**ABOUT THIS EXERCISE:** What is needed here is an exact copy of every entry.

= Beginning of Section =

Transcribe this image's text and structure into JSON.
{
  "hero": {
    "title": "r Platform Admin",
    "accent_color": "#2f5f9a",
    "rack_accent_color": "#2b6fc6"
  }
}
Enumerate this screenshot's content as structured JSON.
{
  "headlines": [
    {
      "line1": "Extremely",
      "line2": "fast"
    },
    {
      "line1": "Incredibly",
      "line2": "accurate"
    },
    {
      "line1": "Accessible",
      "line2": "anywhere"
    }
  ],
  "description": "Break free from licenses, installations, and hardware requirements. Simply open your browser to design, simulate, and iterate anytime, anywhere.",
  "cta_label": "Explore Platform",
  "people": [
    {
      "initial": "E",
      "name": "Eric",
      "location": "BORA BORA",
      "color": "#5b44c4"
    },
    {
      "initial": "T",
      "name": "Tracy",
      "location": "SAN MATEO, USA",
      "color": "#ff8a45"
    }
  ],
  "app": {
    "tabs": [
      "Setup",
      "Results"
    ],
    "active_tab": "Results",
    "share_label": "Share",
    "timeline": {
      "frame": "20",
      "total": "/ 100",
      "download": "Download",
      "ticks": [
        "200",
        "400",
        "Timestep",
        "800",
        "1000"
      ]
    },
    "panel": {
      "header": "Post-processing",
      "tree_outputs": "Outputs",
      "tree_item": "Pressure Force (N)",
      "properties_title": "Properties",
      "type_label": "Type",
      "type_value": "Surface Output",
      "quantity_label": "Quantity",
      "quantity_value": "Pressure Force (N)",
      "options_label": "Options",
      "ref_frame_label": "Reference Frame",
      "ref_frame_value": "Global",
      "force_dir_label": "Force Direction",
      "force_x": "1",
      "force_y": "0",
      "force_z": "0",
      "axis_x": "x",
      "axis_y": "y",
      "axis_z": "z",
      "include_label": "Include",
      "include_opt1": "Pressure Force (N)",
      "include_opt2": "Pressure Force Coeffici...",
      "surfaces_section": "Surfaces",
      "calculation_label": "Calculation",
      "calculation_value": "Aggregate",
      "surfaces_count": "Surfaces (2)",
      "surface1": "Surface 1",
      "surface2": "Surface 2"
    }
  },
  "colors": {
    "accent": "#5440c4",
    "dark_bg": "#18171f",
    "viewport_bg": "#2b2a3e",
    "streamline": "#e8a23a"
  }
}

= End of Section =

**RESPONSE TO THIS TASK:**
Transcribe this image's text and structure into JSON.
{
  "hero": {
    "title": "r Platform Admin",
    "accent_color": "#2f5f9a",
    "rack_accent_color": "#2b6fc6"
  }
}
Enumerate this screenshot's content as structured JSON.
{
  "headlines": [
    {
      "line1": "Extremely",
      "line2": "fast"
    },
    {
      "line1": "Incredibly",
      "line2": "accurate"
    },
    {
      "line1": "Accessible",
      "line2": "anywhere"
    }
  ],
  "description": "Break free from licenses, installations, and hardware requirements. Simply open your browser to design, simulate, and iterate anytime, anywhere.",
  "cta_label": "Explore Platform",
  "people": [
    {
      "initial": "E",
      "name": "Eric",
      "location": "BORA BORA",
      "color": "#5b44c4"
    },
    {
      "initial": "T",
      "name": "Tracy",
      "location": "SAN MATEO, USA",
      "color": "#ff8a45"
    }
  ],
  "app": {
    "tabs": [
      "Setup",
      "Results"
    ],
    "active_tab": "Results",
    "share_label": "Share",
    "timeline": {
      "frame": "20",
      "total": "/ 100",
      "download": "Download",
      "ticks": [
        "200",
        "400",
        "Timestep",
        "800",
        "1000"
      ]
    },
    "panel": {
      "header": "Post-processing",
      "tree_outputs": "Outputs",
      "tree_item": "Pressure Force (N)",
      "properties_title": "Properties",
      "type_label": "Type",
      "type_value": "Surface Output",
      "quantity_label": "Quantity",
      "quantity_value": "Pressure Force (N)",
      "options_label": "Options",
      "ref_frame_label": "Reference Frame",
      "ref_frame_value": "Global",
      "force_dir_label": "Force Direction",
      "force_x": "1",
      "force_y": "0",
      "force_z": "0",
      "axis_x": "x",
      "axis_y": "y",
      "axis_z": "z",
      "include_label": "Include",
      "include_opt1": "Pressure Force (N)",
      "include_opt2": "Pressure Force Coeffici...",
      "surfaces_section": "Surfaces",
      "calculation_label": "Calculation",
      "calculation_value": "Aggregate",
      "surfaces_count": "Surfaces (2)",
      "surface1": "Surface 1",
      "surface2": "Surface 2"
    }
  },
  "colors": {
    "accent": "#5440c4",
    "dark_bg": "#18171f",
    "viewport_bg": "#2b2a3e",
    "streamline": "#e8a23a"
  }
}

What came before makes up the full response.